It is my prayer that Mr. Corbett and those of like mind will see the danger of this position and seek fellowship in a Bible-believing church. I pray that they would see that they have been saved unto into the church. Indeed, salvation is personal, but at the same time it is corporate as well. And who knows? The church might benefit from their presence as well…

Summer Reading

I know summer is officially a month away, but in order to get the amount of reading I have planned completed (I never actually do), I thought I would get a head start. So, here’s what’s on the shelf…

Currently opened and past the first chapter are Jackson Lears’ Something for Nothing: Luck in America, Brad Miner’s The Compleat Gentleman, and Calvin’s Institutes of the Christian Religion, vol. 1. The Lears book, which I’ve been picking at for a long time is a pretty facsinating look at how Americans view luck, and how Providence and grace differ from the culture of chance in which America now finds itself. Miner’s book I got a couple of weeks ago and will finish quickly—it’s a smart book that is heads above any other “masculinity” book I’ve ever read.
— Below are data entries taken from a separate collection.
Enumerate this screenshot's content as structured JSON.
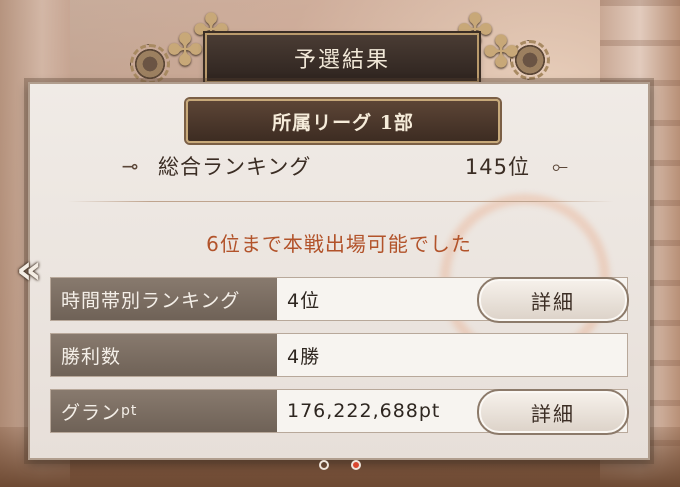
{
  "header": {
    "title": "予選結果"
  },
  "league": {
    "label": "所属リーグ 1部"
  },
  "overall": {
    "label": "総合ランキング",
    "value": "145位",
    "deco_left": "⊸",
    "deco_right": "⟜"
  },
  "notice": "6位まで本戦出場可能でした",
  "stats": [
    {
      "label": "時間帯別ランキング",
      "value": "4位",
      "button": "詳細"
    },
    {
      "label": "勝利数",
      "value": "4勝"
    },
    {
      "label": "グラン",
      "label_unit": "pt",
      "value": "176,222,688pt",
      "button": "詳細"
    }
  ],
  "nav": {
    "prev_icon": "«"
  },
  "pager": {
    "count": 2,
    "active_index": 1
  },
  "colors": {
    "notice": "#b2532a",
    "label_bg": "#7c6e62",
    "active_dot": "#d9472e"
  }
}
Calvin’s work, of course, is a classic that displays both genius and a pastoral nature simultaneously.

Sitting on the shelf waiting to be read are: David McCullough’s John Adams (my biography selection for the summer), Philip Roth’s The Human Stain (I’ve never read any Roth, but I feel I need to be familiar with this American icon of letters), Flannery O’Connor’s Wise Blood (which I know will be splendid), and James Herrick’s The Making of the New Spirituality (which Ken Myers says should be required reading for any seminarian or pastor).

If I get through these, I still have Carl Henry’s six-volume God, Revelation, and Authority awating me, along with John S. Feinberg’s No One Like Him: The Doctrine of God. As usual there are a few others waiting in the wings as well.

Will I finish all of these by summers end? Probably not. I’m a slow reader and I tend to read several books at a time, thereby making it take an eternity to finish one volume. I will probably even pick up something that’s not on the list (like Walker Percy’s The Second Coming, for instance).

In other words, I need to quit writing now and go read. So I will.